Copy all lines in the data that contain the string "SMAVG".

(Stored data entries)
· · · ·

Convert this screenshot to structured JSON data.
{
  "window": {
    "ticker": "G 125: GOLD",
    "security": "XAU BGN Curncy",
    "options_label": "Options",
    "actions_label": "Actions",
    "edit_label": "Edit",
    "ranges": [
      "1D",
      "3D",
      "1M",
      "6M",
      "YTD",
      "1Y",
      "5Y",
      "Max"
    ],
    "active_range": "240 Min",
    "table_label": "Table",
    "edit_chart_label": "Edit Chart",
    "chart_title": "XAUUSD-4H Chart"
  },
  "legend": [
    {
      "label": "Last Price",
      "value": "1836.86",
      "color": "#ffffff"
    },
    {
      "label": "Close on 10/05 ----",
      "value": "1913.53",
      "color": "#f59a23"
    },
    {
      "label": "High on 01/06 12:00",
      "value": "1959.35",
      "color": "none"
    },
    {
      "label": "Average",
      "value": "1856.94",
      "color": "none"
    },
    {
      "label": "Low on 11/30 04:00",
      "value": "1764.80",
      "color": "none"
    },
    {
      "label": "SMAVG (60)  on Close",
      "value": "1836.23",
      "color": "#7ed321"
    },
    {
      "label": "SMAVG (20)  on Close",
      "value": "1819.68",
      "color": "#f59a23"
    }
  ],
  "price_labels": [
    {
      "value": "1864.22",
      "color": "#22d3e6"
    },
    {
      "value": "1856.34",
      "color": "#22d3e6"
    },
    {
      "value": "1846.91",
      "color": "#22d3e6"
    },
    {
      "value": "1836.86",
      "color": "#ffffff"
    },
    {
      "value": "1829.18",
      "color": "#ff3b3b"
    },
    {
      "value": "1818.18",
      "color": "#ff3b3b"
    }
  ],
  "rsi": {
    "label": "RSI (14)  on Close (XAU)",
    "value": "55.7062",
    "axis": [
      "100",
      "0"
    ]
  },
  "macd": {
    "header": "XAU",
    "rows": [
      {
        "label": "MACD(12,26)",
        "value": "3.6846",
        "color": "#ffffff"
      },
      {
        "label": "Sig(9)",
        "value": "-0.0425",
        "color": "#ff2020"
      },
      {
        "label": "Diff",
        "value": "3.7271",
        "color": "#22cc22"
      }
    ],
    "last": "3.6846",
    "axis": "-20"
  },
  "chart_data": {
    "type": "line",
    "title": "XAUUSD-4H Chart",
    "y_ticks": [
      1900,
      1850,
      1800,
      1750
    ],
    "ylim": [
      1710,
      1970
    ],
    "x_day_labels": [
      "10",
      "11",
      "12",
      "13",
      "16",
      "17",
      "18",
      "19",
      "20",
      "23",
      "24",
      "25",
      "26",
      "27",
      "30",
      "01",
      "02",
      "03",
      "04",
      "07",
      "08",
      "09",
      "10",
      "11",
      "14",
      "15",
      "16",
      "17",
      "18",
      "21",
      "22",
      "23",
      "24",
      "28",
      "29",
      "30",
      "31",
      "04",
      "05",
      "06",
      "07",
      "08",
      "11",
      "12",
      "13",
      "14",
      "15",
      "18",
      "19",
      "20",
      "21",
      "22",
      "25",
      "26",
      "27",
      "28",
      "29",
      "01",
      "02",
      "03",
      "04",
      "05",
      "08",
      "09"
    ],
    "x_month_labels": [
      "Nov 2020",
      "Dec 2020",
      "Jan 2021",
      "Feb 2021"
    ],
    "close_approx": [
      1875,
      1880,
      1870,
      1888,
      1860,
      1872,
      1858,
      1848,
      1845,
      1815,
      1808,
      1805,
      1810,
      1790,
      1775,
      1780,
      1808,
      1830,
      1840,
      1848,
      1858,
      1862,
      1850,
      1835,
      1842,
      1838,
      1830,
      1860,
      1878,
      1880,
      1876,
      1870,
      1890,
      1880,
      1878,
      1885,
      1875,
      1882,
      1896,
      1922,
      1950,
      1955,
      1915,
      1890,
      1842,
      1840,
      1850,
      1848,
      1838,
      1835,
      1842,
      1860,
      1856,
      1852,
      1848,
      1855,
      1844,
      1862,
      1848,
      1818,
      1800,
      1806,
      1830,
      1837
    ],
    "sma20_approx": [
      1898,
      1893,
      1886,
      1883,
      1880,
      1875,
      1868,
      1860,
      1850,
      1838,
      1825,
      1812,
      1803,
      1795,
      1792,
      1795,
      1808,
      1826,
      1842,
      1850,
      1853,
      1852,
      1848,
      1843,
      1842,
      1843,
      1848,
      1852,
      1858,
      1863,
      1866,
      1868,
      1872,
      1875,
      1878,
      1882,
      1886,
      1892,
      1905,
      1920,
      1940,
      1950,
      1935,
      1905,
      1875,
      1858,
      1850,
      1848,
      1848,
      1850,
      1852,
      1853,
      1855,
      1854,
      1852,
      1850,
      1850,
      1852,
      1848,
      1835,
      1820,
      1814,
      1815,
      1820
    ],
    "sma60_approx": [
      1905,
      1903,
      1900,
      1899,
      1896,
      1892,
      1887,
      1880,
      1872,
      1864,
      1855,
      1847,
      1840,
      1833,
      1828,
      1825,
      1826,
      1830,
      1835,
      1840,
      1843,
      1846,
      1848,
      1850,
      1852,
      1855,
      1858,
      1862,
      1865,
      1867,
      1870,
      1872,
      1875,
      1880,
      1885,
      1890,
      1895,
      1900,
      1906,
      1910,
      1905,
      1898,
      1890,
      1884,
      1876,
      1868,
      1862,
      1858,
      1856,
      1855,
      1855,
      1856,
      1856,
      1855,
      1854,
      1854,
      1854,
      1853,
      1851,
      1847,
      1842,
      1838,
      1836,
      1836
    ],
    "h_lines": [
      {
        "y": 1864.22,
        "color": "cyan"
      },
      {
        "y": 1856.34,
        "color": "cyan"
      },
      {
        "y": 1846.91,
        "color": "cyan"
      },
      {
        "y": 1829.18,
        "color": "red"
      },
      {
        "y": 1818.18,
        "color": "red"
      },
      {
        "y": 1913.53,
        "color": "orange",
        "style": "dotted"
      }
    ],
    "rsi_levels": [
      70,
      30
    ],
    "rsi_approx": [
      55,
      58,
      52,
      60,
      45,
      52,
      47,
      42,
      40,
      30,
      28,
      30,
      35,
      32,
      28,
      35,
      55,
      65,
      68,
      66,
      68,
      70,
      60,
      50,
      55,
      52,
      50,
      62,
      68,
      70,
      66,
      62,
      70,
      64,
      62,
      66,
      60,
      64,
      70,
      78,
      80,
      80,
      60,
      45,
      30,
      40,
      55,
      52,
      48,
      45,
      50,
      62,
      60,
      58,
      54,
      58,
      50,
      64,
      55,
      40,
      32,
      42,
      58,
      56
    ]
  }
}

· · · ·

- _Finished exercise_
      "label": "SMAVG (60)  on Close",
      "label": "SMAVG (20)  on Close",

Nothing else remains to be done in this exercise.